#### Work request
Each line of the entries that contains the word "VolProf" adds one. Reply with the resulting number only.

#### Data for this exercise

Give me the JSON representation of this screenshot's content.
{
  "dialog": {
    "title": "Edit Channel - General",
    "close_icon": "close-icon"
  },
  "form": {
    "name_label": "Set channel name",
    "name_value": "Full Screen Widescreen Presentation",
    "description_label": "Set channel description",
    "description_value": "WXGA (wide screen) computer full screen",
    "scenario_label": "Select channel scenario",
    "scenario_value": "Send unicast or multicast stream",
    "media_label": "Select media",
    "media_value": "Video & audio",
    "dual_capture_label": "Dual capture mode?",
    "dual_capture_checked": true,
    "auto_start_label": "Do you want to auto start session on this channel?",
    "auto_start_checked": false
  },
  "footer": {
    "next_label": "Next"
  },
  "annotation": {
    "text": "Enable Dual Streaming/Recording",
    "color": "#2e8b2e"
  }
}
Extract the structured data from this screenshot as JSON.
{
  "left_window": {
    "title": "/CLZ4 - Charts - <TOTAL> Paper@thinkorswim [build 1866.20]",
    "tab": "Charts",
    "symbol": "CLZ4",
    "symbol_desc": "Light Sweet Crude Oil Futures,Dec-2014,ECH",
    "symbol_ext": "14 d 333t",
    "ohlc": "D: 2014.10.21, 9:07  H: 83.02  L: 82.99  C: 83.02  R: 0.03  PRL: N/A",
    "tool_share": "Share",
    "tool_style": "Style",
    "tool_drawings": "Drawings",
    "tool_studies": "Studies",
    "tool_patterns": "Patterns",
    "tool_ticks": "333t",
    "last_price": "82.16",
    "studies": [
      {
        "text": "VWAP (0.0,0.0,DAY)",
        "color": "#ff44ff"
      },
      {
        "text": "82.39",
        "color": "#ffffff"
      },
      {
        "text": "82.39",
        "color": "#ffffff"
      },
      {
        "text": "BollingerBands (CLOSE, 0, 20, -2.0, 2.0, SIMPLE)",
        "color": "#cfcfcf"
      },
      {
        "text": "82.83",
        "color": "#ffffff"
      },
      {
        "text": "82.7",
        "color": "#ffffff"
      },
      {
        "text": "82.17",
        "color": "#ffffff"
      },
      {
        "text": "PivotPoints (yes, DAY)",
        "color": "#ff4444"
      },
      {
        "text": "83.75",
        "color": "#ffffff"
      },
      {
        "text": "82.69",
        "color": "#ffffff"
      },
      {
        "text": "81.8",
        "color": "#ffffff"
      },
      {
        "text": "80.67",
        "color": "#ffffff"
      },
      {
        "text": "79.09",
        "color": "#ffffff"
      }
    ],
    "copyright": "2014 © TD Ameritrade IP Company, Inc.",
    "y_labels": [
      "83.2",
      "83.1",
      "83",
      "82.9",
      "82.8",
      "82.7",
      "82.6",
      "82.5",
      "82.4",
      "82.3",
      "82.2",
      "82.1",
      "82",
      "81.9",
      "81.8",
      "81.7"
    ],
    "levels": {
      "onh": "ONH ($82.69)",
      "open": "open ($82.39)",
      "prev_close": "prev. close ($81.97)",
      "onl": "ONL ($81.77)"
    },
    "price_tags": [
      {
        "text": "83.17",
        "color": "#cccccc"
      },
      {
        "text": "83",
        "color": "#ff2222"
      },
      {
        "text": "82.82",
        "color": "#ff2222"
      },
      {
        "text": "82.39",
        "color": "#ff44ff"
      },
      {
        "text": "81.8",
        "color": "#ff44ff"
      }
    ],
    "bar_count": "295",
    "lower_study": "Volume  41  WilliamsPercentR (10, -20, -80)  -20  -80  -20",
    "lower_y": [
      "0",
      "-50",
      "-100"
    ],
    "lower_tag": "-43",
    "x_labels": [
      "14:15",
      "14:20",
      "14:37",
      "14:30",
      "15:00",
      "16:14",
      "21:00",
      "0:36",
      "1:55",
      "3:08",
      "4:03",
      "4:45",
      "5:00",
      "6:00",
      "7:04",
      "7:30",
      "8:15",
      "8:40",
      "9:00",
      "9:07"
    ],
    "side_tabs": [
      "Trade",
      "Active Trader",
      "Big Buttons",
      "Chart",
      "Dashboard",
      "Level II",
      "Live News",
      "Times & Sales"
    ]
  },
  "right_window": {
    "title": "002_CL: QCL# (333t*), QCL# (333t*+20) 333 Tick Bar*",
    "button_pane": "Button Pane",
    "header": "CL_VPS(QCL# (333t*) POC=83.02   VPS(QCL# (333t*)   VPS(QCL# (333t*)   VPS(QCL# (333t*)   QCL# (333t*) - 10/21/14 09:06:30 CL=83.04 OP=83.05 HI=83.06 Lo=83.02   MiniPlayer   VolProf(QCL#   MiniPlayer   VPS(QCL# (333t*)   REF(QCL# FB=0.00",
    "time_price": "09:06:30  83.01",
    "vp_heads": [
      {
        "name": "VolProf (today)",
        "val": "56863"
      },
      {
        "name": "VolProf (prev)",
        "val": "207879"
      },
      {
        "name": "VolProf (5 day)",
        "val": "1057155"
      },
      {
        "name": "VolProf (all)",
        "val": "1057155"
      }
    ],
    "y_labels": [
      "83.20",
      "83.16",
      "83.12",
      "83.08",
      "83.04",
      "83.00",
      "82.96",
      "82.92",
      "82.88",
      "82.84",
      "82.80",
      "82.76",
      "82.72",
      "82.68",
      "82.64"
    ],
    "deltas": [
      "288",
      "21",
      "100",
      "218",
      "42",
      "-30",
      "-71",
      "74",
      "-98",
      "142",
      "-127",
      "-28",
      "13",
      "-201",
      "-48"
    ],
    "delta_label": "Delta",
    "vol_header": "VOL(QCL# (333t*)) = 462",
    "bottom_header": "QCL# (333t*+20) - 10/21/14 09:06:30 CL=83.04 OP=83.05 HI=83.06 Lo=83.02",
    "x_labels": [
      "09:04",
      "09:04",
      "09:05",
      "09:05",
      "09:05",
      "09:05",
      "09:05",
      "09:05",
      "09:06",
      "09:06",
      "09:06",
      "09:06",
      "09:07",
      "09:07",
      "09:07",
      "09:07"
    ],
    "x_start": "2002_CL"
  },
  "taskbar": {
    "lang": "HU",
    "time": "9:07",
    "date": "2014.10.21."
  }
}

#### Exercise answer
5